In the scenes of Daniel Malan and Ian Smith I was particularly taken aback by the boldness of the oppressor. Something Molosi picks up on in the second play where he mentions three Africans who are humiliated by their white captors – Ota Benga, Saartjie Baartman (displayed for her large buttocks) and El Negro Banyoles (stuffed and displayed like a wild animal). I cannot help but imagine the impunity those before had to endure.
There is a focus on the relationship between Sir Seretse Khama and Ruth, it’s funny, but their conversation about Pula (rain), the flag of the yet to be born nation informs an outsider about the meaning behind the nation’s symbols.
“The color of prosperity in my mind is blue. Water. Rain. Good harvest.”
“Well, spirits have no color. Or maybe just blue.”
“…though we may appear black or white, we are all blue.”
It’s a short narrative but well packed! Themes of identity and race are heavy in the first play but I believe the most important is Molosi’s tribute to the founding father of the nation of Botswana.
The second play “Motswana: Africa, Dream Again” has a good fill of humour (and Ugandanness :)) That being said, it is not a light narrative. It comes after a quote by Taiye Selasi:
“How can I come from a nation? How can a human being come from a concept?”
The play is mostly conversation between Papa and Mama, and the soliloquies of Boemo their son who is constantly defining his identity and its being shared between Botswana and Africa. There’s an exchange between Sir Seretse Khama and his Uncle Shekedi, a voicing by two spirits – Chaminuka and Nehanda, and a speech from Philly Bongole Lutaaya.

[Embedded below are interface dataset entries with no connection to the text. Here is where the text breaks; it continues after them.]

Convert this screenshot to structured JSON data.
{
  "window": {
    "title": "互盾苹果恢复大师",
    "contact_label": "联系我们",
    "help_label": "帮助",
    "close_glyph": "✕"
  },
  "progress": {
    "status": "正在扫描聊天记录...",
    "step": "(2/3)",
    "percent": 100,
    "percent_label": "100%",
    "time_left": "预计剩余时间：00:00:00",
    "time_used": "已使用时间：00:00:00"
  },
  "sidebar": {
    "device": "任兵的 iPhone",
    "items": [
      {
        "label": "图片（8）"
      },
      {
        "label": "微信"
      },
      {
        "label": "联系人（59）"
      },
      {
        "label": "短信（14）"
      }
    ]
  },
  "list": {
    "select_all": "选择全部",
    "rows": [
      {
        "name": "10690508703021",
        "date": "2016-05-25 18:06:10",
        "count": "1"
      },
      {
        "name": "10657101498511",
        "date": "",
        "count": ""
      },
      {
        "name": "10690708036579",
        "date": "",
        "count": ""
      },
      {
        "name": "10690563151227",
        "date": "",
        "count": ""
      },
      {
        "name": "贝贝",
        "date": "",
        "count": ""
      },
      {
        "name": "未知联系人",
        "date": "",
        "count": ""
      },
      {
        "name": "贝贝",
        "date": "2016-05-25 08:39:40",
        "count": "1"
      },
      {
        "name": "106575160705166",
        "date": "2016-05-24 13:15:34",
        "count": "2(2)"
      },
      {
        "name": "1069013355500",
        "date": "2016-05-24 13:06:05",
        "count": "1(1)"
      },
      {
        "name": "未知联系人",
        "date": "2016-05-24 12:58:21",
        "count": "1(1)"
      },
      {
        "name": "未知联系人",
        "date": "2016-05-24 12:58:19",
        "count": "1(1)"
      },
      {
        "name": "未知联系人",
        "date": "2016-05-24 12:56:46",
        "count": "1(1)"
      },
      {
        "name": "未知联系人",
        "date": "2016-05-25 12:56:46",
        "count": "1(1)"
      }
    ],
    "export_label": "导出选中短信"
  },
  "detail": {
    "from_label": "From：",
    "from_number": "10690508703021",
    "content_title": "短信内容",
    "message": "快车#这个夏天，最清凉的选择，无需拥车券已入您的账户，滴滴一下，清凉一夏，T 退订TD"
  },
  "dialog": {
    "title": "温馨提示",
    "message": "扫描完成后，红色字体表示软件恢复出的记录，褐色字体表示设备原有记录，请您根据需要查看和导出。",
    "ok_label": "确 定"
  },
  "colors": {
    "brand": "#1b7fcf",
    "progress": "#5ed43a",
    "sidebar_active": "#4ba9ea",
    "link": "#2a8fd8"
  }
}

The initial tension is this tribal-post-tribal narrative that has bound Boemo’s mind. While Papa seems to be against it, Mama understands it and as the story grows, it is made clearer as the actions of the colonialist are questioned. The African’s identity is looked at as being borderless, and that whatever borders exists were imposed by those who treated Africa as cake on a plate.
Molosi’s portrayal of Batswana is that of a people that can reason, who are not obstinate about their ways. While the first play addresses very tribal matters, the second goes beyond.

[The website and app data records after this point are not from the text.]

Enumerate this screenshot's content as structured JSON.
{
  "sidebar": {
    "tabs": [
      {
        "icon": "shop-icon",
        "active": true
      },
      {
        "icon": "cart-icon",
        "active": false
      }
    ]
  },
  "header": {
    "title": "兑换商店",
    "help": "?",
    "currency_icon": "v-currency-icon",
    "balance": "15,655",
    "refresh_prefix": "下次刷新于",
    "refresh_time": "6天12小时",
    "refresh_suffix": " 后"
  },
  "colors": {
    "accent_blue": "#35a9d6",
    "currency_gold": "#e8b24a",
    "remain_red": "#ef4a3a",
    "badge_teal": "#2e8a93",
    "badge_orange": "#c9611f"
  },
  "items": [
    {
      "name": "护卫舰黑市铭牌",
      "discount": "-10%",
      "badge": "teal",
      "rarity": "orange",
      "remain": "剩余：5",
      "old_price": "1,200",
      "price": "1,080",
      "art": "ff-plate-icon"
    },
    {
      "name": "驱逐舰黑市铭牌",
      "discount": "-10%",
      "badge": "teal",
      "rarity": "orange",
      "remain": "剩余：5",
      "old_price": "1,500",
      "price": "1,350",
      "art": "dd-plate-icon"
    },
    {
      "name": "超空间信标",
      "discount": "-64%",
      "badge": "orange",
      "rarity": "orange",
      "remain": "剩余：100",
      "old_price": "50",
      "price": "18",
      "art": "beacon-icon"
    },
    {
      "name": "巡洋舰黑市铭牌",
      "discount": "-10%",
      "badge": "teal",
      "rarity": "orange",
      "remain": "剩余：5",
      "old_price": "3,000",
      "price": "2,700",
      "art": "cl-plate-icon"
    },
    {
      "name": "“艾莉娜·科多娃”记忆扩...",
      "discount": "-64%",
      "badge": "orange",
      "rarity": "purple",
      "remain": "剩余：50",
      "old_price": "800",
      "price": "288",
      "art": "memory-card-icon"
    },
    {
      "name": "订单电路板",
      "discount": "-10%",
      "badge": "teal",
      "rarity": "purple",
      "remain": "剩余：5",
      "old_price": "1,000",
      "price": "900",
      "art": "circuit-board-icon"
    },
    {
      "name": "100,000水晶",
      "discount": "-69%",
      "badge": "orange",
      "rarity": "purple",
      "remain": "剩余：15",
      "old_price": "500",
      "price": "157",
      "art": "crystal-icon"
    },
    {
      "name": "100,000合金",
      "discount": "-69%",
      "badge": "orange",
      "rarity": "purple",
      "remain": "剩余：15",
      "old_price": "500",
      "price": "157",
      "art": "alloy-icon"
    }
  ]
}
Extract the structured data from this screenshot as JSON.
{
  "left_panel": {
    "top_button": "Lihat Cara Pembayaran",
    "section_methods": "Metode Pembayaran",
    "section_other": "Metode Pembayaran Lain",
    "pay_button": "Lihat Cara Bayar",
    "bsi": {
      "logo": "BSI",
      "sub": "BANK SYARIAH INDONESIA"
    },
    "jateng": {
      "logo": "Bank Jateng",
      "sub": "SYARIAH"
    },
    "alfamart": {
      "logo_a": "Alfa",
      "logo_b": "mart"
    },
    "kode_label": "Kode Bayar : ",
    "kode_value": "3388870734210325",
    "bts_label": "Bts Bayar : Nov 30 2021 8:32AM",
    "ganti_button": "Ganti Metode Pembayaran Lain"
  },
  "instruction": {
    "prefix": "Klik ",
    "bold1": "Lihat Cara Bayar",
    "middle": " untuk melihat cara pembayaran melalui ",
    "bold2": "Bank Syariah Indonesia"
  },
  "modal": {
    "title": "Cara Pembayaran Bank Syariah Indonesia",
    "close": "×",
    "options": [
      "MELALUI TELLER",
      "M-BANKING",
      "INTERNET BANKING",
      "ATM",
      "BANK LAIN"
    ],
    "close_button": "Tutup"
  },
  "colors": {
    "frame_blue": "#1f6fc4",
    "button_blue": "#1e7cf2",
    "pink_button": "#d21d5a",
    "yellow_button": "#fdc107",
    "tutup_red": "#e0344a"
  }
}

I have to comment about the shared history between Botswana and Uganda. Of course my stomach warms up whenever I read my own language in a foreign book. There’s a lot of Luganda in Molosi’s book and even a scene by one of our heroes – Philly Bongole Lutaaya. I appreciate the knowledge that this man was at a time a shared beacon of strength and hope not only at home but outside home in Botswana whose HIV rates have been problematic as ours were. It stresses the title of the book – “We Are All Blue”, and as Ruth states, “though we may appear black and white, we are all blue.” We have shared histories, shared emotions, shared visions and obstacles.
Molosi is that young man at the beginning of “Blue, Black and White” who brings his father back from the dead. Perhaps we are not different and should not struggle that much to be different, perhaps, especially in Africa, we have the same heritage and should struggle to strengthen it rather than destroy it!

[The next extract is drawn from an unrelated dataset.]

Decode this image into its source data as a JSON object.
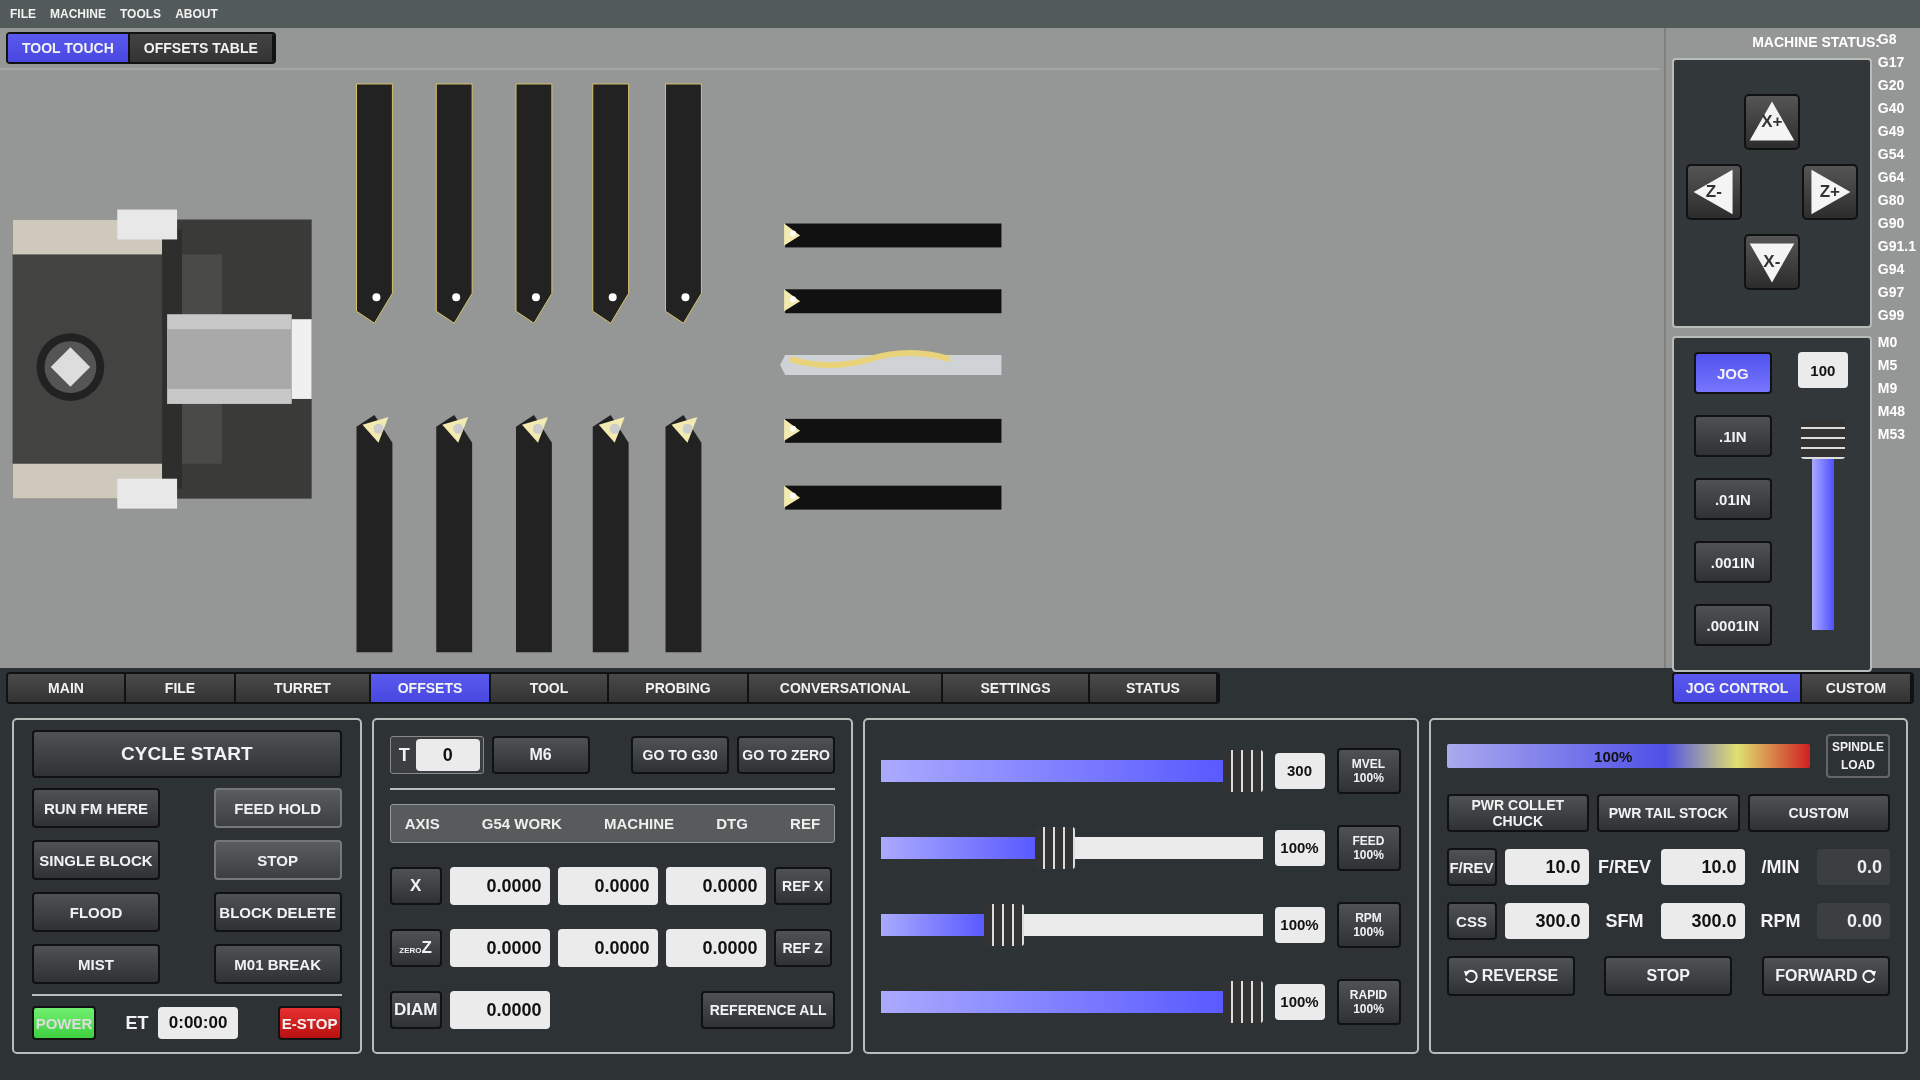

If there’s one thing I desire after reading this book, is to see its plays being performed here. After all, I am also blue!
I am coming to quite love the themes of the books by The Mantle. Identity is perhaps one of the most important things for humanity and they seem to share thoughts on this from everywhere. I first saw this in “Gambit:Newer African Writing” and now in Donald Molosi’s play.